PIERRE, S.D. (By American News Staff) – Another 609 South Dakotans have been diagnosed with COVID-19 while 10 more people have died from the virus.
That’s according to the South Dakota Department of Health’s Wednesday coronavirus data update.
Two of the deaths were in Codington County, where there have now been nine virus-related deaths since the start of the pandemic. There were also two deaths in Pennington County. The others were in Beadle, Lake, Lincoln, Meade, Turner and Union counties.
Three of the deaths were people over the age of 80, four aged 70-79 and three aged 60-69. Seven were men and three were women.
There have now been 258 deaths across the state.
The number for new cases reflected in Wednesday’s update were outpaced by recoveries, of which there were 688.
People with COVID-19 were occupying 273 hospital beds in the state Wednesday, up from 250 the day prior.
In Brown County, there have been 1,415 COVID-19 cases since the start of the pandemic. That’s an increase of 35 compared to Tuesday. There were 219 active Wednesday, a decrease of six. There have been four deaths and 56 hospitalizations.
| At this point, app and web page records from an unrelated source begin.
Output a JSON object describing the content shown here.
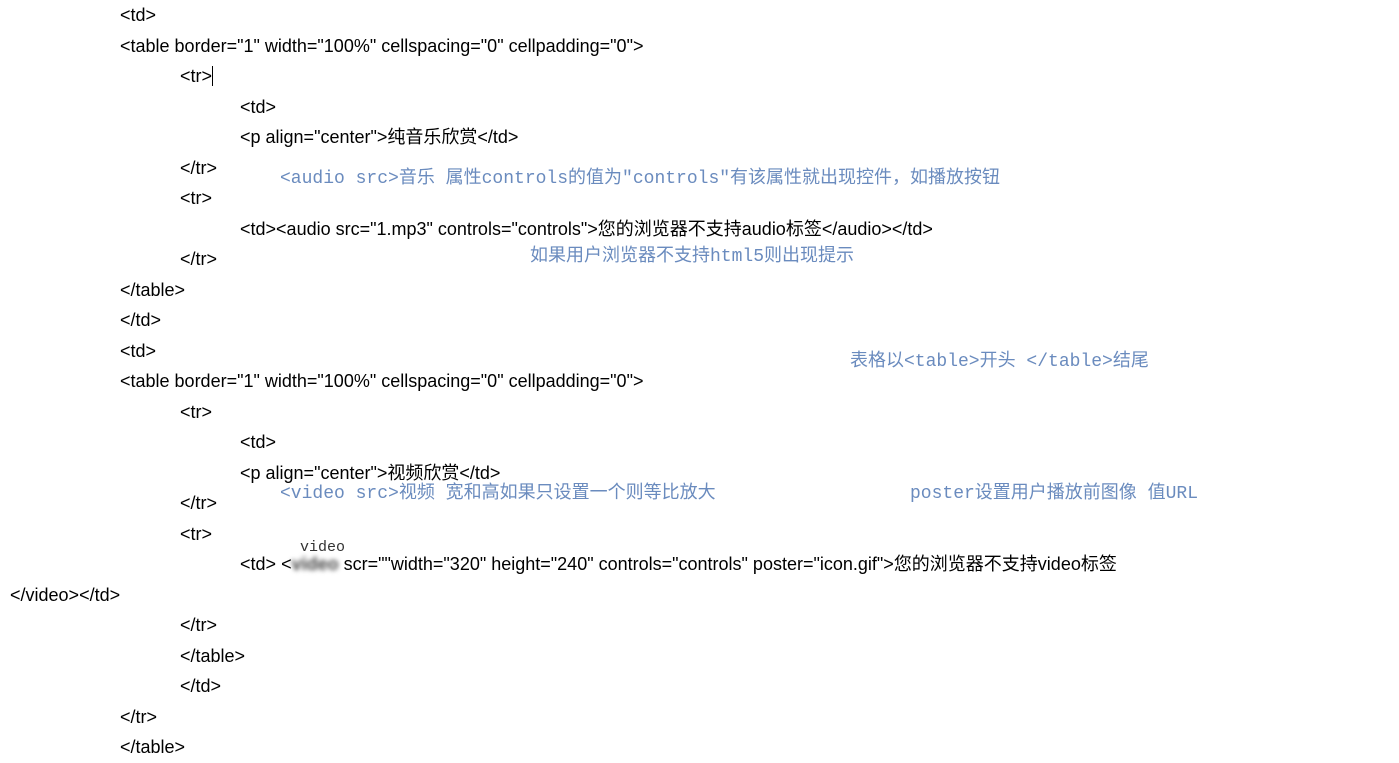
{
  "lines": {
    "l1": "<td>",
    "l2": "<table border=\"1\" width=\"100%\" cellspacing=\"0\" cellpadding=\"0\">",
    "l3": "<tr>",
    "l4": "<td>",
    "l5_a": "<p align=\"center\">",
    "l5_b": "纯音乐欣赏",
    "l5_c": "</td>",
    "l6": "</tr>",
    "l7": "<tr>",
    "l8_a": "<td>",
    "l8_b": "<audio src=\"1.mp3\" controls=\"controls\">",
    "l8_c": "您的浏览器不支持audio标签",
    "l8_d": "</audio>",
    "l8_e": "</td>",
    "l9": "</tr>",
    "l10": "</table>",
    "l11": "</td>",
    "l12": "<td>",
    "l13": "<table border=\"1\" width=\"100%\" cellspacing=\"0\" cellpadding=\"0\">",
    "l14": "<tr>",
    "l15": "<td>",
    "l16_a": "<p align=\"center\">",
    "l16_b": "视频欣赏",
    "l16_c": "</td>",
    "l17": "</tr>",
    "l18": "<tr>",
    "l19_a": "<td>",
    "l19_b": "<",
    "l19_c": " scr=\"\"width=\"320\" height=\"240\" controls=\"controls\" poster=\"icon.gif\">",
    "l19_d": "您的浏览器不支持video标签",
    "l20_a": "</video>",
    "l20_b": "</td>",
    "l21": "</tr>",
    "l22": "</table>",
    "l23": "</td>",
    "l24": "</tr>",
    "l25": "</table>"
  },
  "ruby": {
    "video_label": "video",
    "blurred_text": "video"
  },
  "comments": {
    "c1": "<audio src>音乐 属性controls的值为\"controls\"有该属性就出现控件，如播放按钮",
    "c2": "如果用户浏览器不支持html5则出现提示",
    "c3": "表格以<table>开头 </table>结尾",
    "c4": "<video src>视频 宽和高如果只设置一个则等比放大",
    "c5": "poster设置用户播放前图像 值URL"
  }
}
Codington County had 17 new cases Wednesday for a total of 1,031, of which 169 were active. That’s 23 fewer active cases than on Tuesday. There have been 67 people ever hospitalized.
The numbers do not reflect people who have not been tested.
South Dakota Health Secretary Kim Malsam-Rysdon said despite the uptick in hospitalizations, the state’s medical bed supply remains adequate.
A total of 37 hospital facilities in South Dakota were serving COVID-19 patients, and 10 were using intensive care unit beds to treat COVID-19 patients, she said.
State adds rapid tests to daily totals
This week marked the first time the health department’s online coronavirus dashboard differentiated between “probable” and “confirmed” COVID-19 cases.
State epidemiologist Dr. Joshua Clayton said until now, the data being published on the health department’s website did not reflect rapid antigen testing, only samples sent to a lab through what’s called PCR testing, or molecular testing.
PCR tests look for COVID-19 molecules, usually done in a lab setting. Antigen tests can give more rapid results and look for pieces of proteins that make up the virus.
Wednesday’s data update incorporated multiple days worth of antigen tests that weren’t previously published.
Of the 609 new cases reported Wednesday, 562 were listed as confirmed and 47 as probable.
Malsam-Rysdon said medical providers and long-term care facilities are increasingly moving toward rapid antigen testing. And with the federal government scheduled to send 260,000 more of those tests to South Dakota before year’s end, the trend is expected to continue, she said.
“We do expect to see volume increasing dramatically around antigen testing,” she said.
While a positive antigen test shows up as a “probable” case on the state’s daily report, the distinction between probable and confirmed case designation doesn’t change how health department staff handles new cases when it begins conducting contact tracing.
“We work that probable case just like we would a case that is confirmed using the PCR platform (tests most commonly used),” Malsam-Rysdon said.
People who test positive for COVID-19 with a rapid antigen test, just like a traditional PCR test, still need to follow isolation and quarantine protocols, she said.